The Endangered Species Act (ESA) has repeatedly come under attack in Congress, in spite of Americans' strong record of support for wildlife conservation and endangered species. Now the ESA faces its latest challenge: a package of five bills, slated to come up soon for a vote in Congress, that would render the ESA toothless. In this interview, Steve Holmer, American Bird Conservancy's (ABC) Vice President of Policy, talks about why the ESA continues to be so vital for bird conservation — and why it's more important than ever for people who love wildlife to speak up on behalf of this important law.
Bald Eagles remain one of the Endangered Species Act's greatest success stories. The species' population dropped to less than 500 breeding pairs in the early 1960s. Today, the U.S. Fish and Wildlife Service estimates that nearly 10,000 breeding pairs live in the contiguous United States. The species was removed from the list in 2007. Photo by SekarB/Shutterstock
“Every citizen who cares about birds needs to make their voice heard at this critical moment before the House votes," Holmer says. "Your Senators also need to hear from you — and must be encouraged to halt this fast-moving attack on the ESA. This latest threat to the ESA is being strongly opposed by green groups in Washington, and can ultimately be stopped. But only if citizens make their voices heard now.”
Jennifer Howard: Why do we still need the ESA?
Steve Holmer: The need is as great as it's ever been, as threats including habitat loss, invasive species, pesticides, and climate change continue to increase. Today, the ESA continues to play a critical role guiding the recovery of listed species, and in determining if there is scientific support to warrant the protection of newly imperiled populations. From a bird conservation perspective, these include decisions to list the rufa subspecies of Red Knot as threatened and the 'Akikiki as endangered. More recently, ABC petitioned for ESA protection the Oregon Vesper Sparrow, which has fewer than 3,000 remaining individuals.
The American subspecies of the Red Knot — the rufa Red Knot — is listed as threatened under the Endangered Species Act. Overharvest of horseshoe crabs in Delaware Bay is a key factor in the species' decline. Photo by Mike Parr
JH: What evidence do we have that ESA listing actually helps threatened bird populations?
SH: The Endangered Species Act: A Record of Success, a report released in 2016 by ABC, found that for U.S. mainland birds, 78 percent of those listed as threatened or endangered under the ESA have populations that are now stable, increasing (such as the Piping Plover), or have recovered enough to be delisted (such as the Brown Pelican). The report found that 41 ESA-listed U.S. bird populations are increasing and on the road to recovery.

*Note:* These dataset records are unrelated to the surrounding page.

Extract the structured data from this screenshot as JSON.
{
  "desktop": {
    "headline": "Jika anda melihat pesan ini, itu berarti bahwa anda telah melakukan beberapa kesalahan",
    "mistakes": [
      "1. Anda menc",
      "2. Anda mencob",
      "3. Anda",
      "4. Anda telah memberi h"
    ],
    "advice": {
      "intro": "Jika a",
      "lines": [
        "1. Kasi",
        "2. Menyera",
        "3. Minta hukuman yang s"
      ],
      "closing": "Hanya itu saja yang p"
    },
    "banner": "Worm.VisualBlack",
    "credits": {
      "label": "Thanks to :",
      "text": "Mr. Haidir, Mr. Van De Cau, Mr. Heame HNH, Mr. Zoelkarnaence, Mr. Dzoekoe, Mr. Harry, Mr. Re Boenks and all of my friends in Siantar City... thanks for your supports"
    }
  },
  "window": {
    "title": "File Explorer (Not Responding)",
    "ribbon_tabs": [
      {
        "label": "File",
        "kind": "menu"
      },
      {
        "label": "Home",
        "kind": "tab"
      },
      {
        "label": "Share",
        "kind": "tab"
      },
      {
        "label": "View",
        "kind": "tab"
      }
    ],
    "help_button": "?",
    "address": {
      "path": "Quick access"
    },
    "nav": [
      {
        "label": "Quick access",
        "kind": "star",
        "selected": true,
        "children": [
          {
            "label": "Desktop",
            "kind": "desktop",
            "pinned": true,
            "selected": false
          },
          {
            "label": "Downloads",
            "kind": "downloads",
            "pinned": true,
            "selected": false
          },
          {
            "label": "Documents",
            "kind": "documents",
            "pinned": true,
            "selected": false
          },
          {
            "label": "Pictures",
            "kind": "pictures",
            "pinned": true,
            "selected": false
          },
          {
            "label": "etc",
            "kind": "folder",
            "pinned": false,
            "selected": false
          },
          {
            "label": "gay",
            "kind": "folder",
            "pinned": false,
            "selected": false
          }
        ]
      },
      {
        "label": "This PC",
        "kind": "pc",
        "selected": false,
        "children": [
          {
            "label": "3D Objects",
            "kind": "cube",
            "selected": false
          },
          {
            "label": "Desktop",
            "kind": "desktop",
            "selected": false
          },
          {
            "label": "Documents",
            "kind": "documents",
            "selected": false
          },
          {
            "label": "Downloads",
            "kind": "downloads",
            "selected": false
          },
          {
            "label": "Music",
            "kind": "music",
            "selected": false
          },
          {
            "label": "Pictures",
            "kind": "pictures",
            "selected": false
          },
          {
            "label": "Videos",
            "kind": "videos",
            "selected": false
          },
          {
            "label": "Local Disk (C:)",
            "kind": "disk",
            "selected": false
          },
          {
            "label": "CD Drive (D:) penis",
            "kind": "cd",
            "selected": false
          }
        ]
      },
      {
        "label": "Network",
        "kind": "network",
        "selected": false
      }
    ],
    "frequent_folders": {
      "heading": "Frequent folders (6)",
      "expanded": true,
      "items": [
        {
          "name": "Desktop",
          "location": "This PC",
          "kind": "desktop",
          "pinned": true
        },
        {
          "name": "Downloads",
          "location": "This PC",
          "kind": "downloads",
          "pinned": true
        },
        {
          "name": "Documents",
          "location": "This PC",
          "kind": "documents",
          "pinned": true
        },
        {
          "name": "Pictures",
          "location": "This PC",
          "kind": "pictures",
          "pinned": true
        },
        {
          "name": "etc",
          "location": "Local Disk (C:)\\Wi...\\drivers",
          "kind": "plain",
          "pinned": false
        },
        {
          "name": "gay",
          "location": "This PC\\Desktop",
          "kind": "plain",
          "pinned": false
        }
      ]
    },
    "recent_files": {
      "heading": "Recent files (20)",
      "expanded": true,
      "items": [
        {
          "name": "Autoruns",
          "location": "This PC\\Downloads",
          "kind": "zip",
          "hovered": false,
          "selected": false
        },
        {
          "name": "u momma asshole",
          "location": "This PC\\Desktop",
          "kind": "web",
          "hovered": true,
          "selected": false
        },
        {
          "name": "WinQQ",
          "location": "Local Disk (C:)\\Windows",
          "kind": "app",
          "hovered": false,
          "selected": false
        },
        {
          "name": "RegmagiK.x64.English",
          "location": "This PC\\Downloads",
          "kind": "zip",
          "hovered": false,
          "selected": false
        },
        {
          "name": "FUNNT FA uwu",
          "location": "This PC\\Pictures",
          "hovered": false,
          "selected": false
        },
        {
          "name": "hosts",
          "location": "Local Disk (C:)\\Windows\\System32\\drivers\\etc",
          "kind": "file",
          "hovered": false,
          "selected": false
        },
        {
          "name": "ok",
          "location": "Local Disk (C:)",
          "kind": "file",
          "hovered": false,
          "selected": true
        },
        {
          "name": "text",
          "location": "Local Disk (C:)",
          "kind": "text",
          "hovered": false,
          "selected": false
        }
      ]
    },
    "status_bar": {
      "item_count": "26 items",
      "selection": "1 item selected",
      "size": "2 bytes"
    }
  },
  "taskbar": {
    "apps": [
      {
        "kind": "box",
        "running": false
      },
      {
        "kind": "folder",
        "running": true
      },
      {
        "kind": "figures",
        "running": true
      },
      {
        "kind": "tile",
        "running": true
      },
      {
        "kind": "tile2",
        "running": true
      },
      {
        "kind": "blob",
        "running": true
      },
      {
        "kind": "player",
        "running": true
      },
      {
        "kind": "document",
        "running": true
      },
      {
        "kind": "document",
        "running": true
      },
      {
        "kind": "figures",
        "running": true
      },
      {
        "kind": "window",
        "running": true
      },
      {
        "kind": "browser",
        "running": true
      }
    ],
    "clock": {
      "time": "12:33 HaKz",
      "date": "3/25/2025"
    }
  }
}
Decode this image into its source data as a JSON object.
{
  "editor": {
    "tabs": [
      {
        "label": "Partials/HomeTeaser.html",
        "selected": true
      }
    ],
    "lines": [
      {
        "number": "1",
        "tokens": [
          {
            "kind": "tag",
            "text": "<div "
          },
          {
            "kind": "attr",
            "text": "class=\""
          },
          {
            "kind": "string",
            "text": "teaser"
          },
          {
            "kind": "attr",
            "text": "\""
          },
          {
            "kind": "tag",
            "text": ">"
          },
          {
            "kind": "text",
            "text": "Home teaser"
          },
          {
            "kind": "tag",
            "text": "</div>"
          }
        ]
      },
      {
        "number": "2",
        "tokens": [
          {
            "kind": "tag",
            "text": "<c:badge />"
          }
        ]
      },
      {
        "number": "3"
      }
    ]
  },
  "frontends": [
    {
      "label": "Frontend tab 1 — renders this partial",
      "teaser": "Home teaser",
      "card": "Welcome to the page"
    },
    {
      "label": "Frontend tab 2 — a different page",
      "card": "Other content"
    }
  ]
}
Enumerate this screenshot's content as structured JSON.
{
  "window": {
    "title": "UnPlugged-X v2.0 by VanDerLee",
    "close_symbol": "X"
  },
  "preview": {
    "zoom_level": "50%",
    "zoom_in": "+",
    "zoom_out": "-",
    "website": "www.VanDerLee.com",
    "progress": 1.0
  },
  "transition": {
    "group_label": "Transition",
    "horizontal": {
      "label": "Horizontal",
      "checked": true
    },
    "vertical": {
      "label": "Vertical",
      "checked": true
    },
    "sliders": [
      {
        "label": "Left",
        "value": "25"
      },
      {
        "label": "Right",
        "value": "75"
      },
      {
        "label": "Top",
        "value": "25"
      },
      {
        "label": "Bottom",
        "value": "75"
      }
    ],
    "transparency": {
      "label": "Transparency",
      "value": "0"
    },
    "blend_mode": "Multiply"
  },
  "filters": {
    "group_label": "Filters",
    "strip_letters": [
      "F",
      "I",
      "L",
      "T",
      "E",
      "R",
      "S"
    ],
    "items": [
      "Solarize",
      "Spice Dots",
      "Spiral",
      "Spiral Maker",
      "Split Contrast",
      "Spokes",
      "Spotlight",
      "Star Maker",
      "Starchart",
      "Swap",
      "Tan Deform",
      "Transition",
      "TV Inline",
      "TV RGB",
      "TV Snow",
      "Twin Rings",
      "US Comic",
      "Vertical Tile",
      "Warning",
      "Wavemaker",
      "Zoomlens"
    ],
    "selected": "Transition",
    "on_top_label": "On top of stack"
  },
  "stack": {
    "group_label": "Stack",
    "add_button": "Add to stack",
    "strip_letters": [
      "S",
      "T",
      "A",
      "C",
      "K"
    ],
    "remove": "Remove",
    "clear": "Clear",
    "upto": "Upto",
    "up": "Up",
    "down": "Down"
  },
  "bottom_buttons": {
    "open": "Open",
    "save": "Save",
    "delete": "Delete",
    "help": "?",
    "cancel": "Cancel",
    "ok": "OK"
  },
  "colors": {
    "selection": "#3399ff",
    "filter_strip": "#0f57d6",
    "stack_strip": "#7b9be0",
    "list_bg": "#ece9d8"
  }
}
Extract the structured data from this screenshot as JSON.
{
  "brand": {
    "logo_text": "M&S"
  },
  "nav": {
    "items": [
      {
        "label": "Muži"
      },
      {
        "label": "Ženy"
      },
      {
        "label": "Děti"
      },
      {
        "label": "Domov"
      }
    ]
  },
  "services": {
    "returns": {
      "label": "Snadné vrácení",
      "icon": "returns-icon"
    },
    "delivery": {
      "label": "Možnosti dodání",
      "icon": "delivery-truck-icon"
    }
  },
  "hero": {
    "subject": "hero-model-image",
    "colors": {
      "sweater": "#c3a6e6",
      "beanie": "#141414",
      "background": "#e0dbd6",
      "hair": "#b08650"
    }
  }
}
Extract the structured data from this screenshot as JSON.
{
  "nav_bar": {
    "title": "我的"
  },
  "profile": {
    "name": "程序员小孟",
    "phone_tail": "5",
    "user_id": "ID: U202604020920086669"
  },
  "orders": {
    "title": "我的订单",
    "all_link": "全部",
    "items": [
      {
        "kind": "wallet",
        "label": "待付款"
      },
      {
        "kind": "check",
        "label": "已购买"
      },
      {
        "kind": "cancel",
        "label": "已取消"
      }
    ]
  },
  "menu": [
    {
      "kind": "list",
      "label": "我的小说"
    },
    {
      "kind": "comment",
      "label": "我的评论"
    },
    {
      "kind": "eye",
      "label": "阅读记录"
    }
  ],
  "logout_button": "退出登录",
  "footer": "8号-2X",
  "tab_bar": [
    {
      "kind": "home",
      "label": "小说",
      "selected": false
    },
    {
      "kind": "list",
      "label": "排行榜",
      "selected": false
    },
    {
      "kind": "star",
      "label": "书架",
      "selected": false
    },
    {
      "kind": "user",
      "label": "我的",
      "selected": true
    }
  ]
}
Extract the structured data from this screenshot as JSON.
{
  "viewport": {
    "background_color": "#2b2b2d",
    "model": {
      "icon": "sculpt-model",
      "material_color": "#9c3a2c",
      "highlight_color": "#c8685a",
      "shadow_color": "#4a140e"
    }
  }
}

Listed as federally endangered in 1987, the Black-capped Vireo is threatened by habitat loss and nest predation and parasitism. However, successes in addressing these threats led to a 2016 proposal that the species be removed from the list. Photo by Bill Hubick
JH: What would happen if the ESA were gutted or repealed?
SH: The ESA has been the essential backstop against habitat loss and the risk of losing species forever. Without it, we would lose prohibitions on killing individual birds, protection for critical habitat, and funding for recovery efforts. This would leave already imperiled species in even greater danger.
Once threatened with extinction, the Brown Pelican has recovered to the point that it is no longer listed under the Endangered Species Act. Photo by David Osborn/Shutterstock
JH: What are the current threats to the law? What would the proposed bills do?
SH: In recent years, Congress has sought to exempt ESA protection for some species, but hasn't tried to overturn the law itself. That's changed. Republican leaders have said that they want to scuttle the ESA, and they will soon force a vote in the House of Representatives on bills that will prevent new listings or enforcement of the law. Now is the critical moment for people who love wildlife to speak out on behalf of this key legislation.
The Whooping Crane population dropped to just 16 birds in the 1940s. Today, due to ongoing captive breeding and reintroduction programs, the wild population has grown to approximately 450 birds throughout North America. The species remains listed as endangered under the Endangered Species Act. Photo by Brian Small
Stand up for the Endangered Species Act and send a letter to your Representative and Senators today.
Editor's note: A previous version of this interview was published earlier this year.
Jennifer Howard is Director of Public Relations at ABC. She was a senior reporter for The Chronicle of Higher Education for 10 years and before that was a contributing editor and columnist with The Washington Post. Follow Jen on Twitter at @JenHoward.
Steve Holmer, ABC's Vice President for Policy, has over 20 years of experience working to conserve endangered wildlife. He also directs the Bird Conservation Alliance, a network of more than 200 groups that builds support for bird conservation programs.